He snatches the stars and he catches the moon,
And traps them inside of a looking-glass tomb.
He plows through the earth and he drinks up the sea:
He’s son to Prometheus, brother to me.
His words are of stone and his home is of sand,
Crumbling together on sturdiest land.
His hands are a cradle; his fingers, a cage
Confining his brothers inside for an age.
And he lasts through ages but numbers his days:
We may see the ground, but he sees his own grave.
In one breath he curses and pleads to be saved;
He doesn’t know why, but he prays anyway.
He rides off to war, but against his own parts:
He holds his sword backwards and aimed at his heart.
His helmet’s adorned with the sun’s stolen plumes:
He’s the son of Prometheus-also his doom.
And finally, when all the world’s his own,
He’ll call to be praised but he’ll find he’s alone.
This riddle’s a question: who can this man be—

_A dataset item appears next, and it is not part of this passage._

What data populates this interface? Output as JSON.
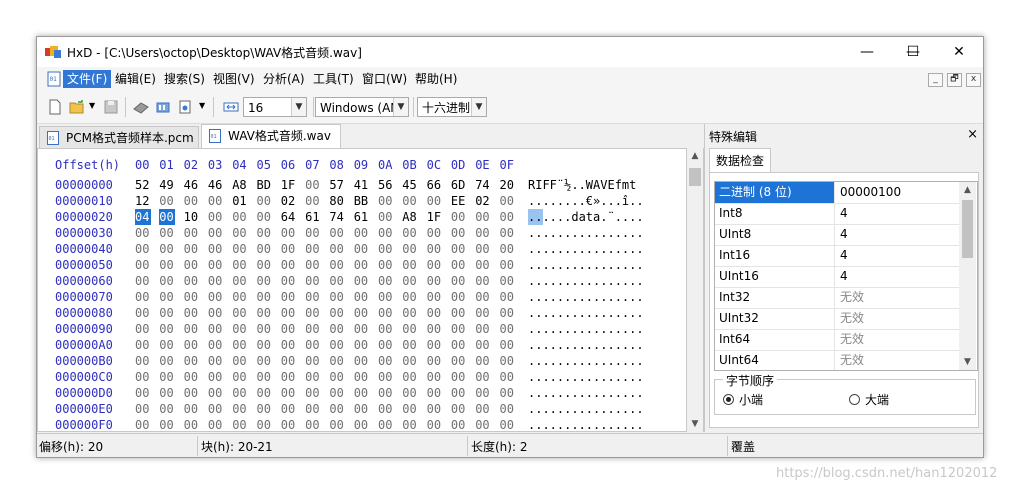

This son of Prometheus, scion of Eve?
~Michael Danger Caskey